US20130195119A1 (en) Feedback channel for wireless display devices
US20080298305A1 (en) Communication system, output device, input device and wireless communication method
US20120178368A1 (en) Wireless Communication Techniques
US8471890B1 (en) Adaptive video communication channel
US20080037506A1 (en) Wireless architecture for a traditional wire-based protocol
JP2003309541A (en) Data transfer system, data transfer device and method, and computer program
CN1674676A (en) Server system for performing communication over wireless network and operating method thereof
US20140258552A1 (en) Video adaptation for content-aware wireless streaming
US20100262712A1 (en) Channel adaptive video transmission method, apparatus using the same, and system providing the same
US20130057639A1 (en) System & Method for Real-Time Video Communications
US20080246835A1 (en) Apparatus and method for transferring video
US20110249181A1 (en) Transmitting device, receiving device, control method, and communication system

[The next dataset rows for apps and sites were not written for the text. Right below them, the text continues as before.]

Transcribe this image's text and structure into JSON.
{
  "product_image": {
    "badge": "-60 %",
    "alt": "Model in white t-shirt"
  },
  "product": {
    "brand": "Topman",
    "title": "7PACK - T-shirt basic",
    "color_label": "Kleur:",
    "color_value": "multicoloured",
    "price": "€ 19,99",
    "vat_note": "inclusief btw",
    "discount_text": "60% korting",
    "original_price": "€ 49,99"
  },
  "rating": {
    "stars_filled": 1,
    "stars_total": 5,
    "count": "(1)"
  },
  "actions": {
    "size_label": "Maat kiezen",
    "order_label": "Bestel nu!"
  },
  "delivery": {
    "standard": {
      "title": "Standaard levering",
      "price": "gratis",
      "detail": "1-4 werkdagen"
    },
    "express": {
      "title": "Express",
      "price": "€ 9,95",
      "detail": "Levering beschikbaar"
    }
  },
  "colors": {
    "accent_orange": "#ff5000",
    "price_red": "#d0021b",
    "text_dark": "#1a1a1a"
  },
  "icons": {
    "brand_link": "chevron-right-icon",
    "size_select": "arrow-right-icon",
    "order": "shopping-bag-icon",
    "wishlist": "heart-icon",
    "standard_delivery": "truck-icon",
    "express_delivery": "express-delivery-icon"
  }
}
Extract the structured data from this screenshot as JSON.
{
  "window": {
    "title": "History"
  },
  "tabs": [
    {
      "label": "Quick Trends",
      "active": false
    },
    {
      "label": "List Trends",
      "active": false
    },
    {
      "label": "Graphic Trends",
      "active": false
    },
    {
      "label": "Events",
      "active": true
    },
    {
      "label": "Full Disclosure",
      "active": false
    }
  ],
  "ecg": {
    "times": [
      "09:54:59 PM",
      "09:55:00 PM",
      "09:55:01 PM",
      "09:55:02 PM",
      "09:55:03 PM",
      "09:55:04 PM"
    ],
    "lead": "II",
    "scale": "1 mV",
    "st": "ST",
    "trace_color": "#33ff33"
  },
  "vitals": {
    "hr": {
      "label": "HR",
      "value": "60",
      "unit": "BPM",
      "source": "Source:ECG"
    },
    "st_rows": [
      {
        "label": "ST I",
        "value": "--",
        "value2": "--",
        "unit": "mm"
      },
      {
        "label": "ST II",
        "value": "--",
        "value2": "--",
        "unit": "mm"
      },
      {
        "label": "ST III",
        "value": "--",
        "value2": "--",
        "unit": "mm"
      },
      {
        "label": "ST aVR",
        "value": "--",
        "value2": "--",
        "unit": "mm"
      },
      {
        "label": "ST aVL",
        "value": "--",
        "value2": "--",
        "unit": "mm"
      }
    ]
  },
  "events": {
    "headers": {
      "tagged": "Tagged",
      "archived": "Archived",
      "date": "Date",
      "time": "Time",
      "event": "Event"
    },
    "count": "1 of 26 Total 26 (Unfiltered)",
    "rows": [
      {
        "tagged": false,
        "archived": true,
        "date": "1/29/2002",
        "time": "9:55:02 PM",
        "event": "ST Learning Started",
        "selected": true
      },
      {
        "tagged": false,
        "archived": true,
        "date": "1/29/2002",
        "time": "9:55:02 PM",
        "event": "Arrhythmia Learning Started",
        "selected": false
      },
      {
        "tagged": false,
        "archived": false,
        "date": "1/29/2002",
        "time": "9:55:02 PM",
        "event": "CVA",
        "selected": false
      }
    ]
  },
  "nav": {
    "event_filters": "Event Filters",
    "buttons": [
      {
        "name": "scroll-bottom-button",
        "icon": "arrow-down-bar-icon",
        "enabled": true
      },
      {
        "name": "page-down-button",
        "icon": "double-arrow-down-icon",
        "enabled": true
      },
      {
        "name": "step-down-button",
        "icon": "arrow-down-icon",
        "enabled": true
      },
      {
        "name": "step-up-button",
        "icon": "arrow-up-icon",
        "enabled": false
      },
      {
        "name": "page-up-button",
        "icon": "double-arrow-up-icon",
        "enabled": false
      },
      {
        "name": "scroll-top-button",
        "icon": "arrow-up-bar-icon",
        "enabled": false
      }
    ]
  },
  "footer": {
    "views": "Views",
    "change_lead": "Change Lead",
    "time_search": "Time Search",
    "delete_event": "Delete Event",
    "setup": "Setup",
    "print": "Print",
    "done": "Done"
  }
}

Legal Events

Date Code Title Description
AS Assignment

Owner name: BLACKBERRY LIMITED, CANADA

Free format text: ASSIGNMENT OF ASSIGNORS INTEREST;ASSIGNORS:SMADI, MOHAMMED NAWAF;KEZYS, VYTAUTAS ROBERTAS;PAVEL, SANDY;SIGNING DATES FROM 20131106 TO 20131108;REEL/FRAME:032689/0454